··· The input

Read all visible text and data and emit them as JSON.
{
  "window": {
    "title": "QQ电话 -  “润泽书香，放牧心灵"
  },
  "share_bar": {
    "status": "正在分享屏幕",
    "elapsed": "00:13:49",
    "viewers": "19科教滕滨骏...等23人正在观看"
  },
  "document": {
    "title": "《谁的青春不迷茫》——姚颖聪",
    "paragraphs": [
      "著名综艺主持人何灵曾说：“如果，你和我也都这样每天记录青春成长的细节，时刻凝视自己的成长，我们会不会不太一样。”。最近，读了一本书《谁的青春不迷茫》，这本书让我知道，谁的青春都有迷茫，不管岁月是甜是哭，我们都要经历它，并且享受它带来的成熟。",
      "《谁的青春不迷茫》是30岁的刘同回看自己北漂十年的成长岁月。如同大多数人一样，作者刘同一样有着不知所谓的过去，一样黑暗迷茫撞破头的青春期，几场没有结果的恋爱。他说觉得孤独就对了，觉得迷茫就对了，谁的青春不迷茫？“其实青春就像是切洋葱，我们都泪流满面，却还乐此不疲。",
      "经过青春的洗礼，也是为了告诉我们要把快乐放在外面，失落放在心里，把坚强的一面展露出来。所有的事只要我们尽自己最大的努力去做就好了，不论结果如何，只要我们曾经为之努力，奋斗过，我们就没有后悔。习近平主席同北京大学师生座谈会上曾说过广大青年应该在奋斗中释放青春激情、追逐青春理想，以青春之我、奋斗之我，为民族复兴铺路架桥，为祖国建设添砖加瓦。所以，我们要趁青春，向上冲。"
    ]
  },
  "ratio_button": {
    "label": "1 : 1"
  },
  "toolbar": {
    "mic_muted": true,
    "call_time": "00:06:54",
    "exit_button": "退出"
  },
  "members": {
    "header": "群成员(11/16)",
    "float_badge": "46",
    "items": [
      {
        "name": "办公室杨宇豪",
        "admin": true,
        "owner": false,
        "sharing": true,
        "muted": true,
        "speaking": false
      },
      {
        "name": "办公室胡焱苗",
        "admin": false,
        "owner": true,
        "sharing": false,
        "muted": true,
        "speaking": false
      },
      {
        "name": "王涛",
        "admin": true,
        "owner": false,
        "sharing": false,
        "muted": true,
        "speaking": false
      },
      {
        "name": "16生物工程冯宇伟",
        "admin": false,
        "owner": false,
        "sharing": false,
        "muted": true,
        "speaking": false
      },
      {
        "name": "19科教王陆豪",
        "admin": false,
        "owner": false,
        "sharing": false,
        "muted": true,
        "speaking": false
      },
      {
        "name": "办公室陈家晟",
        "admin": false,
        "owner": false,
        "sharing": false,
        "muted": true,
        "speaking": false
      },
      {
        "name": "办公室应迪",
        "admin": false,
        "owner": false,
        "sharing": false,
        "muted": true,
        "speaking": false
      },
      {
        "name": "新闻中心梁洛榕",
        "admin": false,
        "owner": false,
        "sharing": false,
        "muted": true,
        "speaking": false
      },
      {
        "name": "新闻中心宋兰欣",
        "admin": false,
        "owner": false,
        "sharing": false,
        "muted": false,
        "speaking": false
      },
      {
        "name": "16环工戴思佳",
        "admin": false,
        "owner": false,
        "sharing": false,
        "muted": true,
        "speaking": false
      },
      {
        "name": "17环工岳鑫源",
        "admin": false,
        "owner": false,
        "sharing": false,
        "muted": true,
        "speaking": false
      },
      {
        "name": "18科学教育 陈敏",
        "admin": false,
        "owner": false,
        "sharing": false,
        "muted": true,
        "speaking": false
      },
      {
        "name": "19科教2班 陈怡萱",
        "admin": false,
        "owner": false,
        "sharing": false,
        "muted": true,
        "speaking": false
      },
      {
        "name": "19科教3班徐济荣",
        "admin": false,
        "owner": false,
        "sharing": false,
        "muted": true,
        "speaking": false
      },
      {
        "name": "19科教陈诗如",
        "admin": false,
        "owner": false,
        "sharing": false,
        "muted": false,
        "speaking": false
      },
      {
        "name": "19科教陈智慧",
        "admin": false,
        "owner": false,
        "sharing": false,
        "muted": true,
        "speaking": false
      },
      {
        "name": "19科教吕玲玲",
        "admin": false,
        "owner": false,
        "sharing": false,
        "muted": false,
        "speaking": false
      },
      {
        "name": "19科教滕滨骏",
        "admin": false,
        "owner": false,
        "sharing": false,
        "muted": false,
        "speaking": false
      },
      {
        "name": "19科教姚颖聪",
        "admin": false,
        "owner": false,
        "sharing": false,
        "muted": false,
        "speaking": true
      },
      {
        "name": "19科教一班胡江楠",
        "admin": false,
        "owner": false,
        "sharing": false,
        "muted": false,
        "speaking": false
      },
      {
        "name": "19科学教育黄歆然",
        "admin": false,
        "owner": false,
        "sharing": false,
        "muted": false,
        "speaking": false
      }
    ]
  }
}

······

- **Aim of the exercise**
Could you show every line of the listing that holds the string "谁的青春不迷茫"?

- **Written reply**
    "title": "《谁的青春不迷茫》——姚颖聪",
      "著名综艺主持人何灵曾说：“如果，你和我也都这样每天记录青春成长的细节，时刻凝视自己的成长，我们会不会不太一样。”。最近，读了一本书《谁的青春不迷茫》，这本书让我知道，谁的青春都有迷茫，不管岁月是甜是哭，我们都要经历它，并且享受它带来的成熟。",
      "《谁的青春不迷茫》是30岁的刘同回看自己北漂十年的成长岁月。如同大多数人一样，作者刘同一样有着不知所谓的过去，一样黑暗迷茫撞破头的青春期，几场没有结果的恋爱。他说觉得孤独就对了，觉得迷茫就对了，谁的青春不迷茫？“其实青春就像是切洋葱，我们都泪流满面，却还乐此不疲。",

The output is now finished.